| What is being asked |
Check each line of the records below and collect those holding "title".

| Exercise input |
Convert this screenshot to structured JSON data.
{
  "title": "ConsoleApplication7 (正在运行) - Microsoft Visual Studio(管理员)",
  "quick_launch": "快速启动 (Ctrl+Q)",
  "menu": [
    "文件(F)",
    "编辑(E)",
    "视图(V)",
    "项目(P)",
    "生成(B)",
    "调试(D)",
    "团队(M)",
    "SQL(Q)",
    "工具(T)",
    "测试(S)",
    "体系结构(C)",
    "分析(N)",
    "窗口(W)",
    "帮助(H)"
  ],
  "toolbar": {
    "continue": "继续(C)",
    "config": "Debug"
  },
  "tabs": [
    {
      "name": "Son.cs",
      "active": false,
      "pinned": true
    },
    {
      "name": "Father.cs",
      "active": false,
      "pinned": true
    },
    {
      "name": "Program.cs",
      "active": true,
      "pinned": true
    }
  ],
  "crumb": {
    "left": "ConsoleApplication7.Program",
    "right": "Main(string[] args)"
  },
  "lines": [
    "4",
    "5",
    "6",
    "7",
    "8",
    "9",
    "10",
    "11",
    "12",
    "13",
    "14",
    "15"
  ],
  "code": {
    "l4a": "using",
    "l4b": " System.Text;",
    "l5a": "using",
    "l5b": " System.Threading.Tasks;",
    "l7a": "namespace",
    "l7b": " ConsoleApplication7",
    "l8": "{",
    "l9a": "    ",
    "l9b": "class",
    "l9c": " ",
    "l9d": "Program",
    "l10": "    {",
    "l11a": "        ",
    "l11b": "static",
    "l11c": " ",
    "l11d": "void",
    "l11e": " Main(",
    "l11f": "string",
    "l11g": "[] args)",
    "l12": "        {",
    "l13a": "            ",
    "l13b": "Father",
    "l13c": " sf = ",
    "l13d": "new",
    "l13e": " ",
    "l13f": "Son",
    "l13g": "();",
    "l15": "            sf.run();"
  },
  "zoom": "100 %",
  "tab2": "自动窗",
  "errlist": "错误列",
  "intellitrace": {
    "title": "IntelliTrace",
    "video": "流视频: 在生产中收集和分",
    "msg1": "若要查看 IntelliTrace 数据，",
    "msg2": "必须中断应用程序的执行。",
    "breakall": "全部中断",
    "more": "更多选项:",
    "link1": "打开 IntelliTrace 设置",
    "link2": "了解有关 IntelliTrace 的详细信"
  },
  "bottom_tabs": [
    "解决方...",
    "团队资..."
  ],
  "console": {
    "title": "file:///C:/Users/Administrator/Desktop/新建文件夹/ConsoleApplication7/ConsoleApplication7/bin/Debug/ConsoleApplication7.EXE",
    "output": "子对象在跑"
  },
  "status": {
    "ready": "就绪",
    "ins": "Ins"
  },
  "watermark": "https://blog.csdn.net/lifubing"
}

| Answer section |
  "title": "ConsoleApplication7 (正在运行) - Microsoft Visual Studio(管理员)",
    "title": "IntelliTrace",
    "title": "file:///C:/Users/Administrator/Desktop/新建文件夹/ConsoleApplication7/ConsoleApplication7/bin/Debug/ConsoleApplication7.EXE",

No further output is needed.